#### Exercise brief
Copy each line below that includes "JSON".
[Supplied entries Boundary: Start]
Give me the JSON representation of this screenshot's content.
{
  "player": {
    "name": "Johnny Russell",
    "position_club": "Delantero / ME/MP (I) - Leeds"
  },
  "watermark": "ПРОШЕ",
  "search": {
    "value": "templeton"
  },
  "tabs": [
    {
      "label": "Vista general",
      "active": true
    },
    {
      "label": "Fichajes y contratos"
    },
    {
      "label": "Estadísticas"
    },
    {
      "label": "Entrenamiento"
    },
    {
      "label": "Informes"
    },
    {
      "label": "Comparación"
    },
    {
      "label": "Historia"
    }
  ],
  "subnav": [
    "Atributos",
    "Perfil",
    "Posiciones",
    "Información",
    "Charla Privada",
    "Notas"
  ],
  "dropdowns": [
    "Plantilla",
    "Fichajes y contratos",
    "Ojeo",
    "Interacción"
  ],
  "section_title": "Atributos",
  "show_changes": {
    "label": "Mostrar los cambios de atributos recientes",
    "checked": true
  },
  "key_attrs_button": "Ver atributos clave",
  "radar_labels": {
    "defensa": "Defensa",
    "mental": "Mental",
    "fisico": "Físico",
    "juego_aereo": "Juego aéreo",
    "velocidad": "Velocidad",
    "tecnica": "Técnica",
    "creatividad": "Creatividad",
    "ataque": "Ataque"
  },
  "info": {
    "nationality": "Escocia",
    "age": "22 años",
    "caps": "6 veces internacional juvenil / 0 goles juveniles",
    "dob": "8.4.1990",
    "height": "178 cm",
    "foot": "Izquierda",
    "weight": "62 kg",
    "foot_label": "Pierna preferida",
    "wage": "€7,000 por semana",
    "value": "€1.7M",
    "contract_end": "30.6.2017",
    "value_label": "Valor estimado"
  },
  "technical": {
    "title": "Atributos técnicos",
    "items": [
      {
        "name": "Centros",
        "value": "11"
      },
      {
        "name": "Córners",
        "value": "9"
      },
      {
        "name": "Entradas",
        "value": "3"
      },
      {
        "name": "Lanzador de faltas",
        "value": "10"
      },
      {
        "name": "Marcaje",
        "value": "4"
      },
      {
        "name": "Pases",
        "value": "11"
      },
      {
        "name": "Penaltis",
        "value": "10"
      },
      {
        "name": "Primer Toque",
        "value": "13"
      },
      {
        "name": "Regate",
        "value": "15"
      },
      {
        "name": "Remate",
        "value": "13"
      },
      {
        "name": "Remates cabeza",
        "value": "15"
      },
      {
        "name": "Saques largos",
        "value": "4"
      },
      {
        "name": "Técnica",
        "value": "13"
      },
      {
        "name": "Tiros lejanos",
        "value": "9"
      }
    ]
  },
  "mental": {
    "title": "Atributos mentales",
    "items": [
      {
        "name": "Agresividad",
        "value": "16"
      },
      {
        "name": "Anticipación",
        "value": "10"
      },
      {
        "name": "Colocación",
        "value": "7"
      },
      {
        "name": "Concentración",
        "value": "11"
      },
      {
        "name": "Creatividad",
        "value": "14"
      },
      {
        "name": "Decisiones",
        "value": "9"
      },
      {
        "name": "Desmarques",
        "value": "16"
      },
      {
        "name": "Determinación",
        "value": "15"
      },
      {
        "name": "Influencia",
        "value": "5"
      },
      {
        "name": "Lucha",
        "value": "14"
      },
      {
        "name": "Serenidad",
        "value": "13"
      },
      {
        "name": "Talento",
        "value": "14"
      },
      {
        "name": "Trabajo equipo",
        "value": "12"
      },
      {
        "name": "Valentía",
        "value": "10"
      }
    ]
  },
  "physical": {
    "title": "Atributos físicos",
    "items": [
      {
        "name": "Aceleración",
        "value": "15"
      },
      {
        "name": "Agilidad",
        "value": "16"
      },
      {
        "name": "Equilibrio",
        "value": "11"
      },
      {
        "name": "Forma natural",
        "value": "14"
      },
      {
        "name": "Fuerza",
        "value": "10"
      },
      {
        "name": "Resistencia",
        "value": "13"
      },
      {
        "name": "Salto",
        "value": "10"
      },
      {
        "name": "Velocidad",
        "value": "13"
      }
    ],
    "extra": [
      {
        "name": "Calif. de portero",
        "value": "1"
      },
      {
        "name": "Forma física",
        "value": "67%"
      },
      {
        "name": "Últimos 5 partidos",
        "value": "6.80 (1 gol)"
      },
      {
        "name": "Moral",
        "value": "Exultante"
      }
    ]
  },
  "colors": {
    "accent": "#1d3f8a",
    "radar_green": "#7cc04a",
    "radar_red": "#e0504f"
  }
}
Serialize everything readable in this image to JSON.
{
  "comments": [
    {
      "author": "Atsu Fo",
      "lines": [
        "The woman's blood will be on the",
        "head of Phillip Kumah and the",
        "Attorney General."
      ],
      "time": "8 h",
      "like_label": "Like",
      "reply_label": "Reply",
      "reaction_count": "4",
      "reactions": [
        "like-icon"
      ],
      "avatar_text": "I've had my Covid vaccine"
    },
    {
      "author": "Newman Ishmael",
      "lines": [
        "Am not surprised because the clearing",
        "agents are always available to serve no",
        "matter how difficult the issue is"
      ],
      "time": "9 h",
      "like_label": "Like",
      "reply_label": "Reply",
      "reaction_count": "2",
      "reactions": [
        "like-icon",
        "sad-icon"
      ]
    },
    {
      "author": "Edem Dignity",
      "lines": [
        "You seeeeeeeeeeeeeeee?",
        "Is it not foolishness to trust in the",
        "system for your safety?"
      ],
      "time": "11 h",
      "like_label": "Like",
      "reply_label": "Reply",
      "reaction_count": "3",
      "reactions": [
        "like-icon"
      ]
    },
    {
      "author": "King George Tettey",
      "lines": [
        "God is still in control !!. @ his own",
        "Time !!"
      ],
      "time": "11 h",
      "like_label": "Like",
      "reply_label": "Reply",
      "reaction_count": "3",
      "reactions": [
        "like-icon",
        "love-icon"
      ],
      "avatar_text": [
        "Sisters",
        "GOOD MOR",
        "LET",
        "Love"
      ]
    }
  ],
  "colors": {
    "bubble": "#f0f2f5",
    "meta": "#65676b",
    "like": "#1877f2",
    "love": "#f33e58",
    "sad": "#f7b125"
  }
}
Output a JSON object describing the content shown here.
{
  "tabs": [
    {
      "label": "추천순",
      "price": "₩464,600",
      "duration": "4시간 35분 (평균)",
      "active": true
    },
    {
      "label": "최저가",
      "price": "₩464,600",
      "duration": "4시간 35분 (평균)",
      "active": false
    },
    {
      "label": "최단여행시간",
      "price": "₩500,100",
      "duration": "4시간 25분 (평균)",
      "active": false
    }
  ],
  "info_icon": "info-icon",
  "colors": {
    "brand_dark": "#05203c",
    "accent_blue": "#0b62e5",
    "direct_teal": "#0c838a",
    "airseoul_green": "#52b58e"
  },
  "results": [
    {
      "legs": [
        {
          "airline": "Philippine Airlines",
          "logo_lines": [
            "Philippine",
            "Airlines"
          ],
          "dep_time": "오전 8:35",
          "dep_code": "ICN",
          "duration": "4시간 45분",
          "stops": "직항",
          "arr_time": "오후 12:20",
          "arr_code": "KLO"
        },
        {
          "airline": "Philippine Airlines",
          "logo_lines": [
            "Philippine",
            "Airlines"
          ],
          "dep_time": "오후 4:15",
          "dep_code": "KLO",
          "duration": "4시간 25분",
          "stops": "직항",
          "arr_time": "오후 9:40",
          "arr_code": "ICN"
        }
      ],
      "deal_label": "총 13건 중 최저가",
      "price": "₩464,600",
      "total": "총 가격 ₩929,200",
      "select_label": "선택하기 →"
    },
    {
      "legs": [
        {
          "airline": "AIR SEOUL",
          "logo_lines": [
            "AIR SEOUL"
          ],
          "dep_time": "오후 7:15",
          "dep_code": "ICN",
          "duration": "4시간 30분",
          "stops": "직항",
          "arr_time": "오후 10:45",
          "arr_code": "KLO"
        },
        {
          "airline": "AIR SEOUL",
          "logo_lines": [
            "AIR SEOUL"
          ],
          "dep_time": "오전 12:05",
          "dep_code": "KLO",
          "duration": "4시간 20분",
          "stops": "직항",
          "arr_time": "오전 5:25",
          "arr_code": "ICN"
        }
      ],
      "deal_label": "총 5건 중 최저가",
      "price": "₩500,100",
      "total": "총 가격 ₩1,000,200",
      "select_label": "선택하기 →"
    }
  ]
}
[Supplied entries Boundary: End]
#### Exercise solution
Give me the JSON representation of this screenshot's content.
Serialize everything readable in this image to JSON.
Output a JSON object describing the content shown here.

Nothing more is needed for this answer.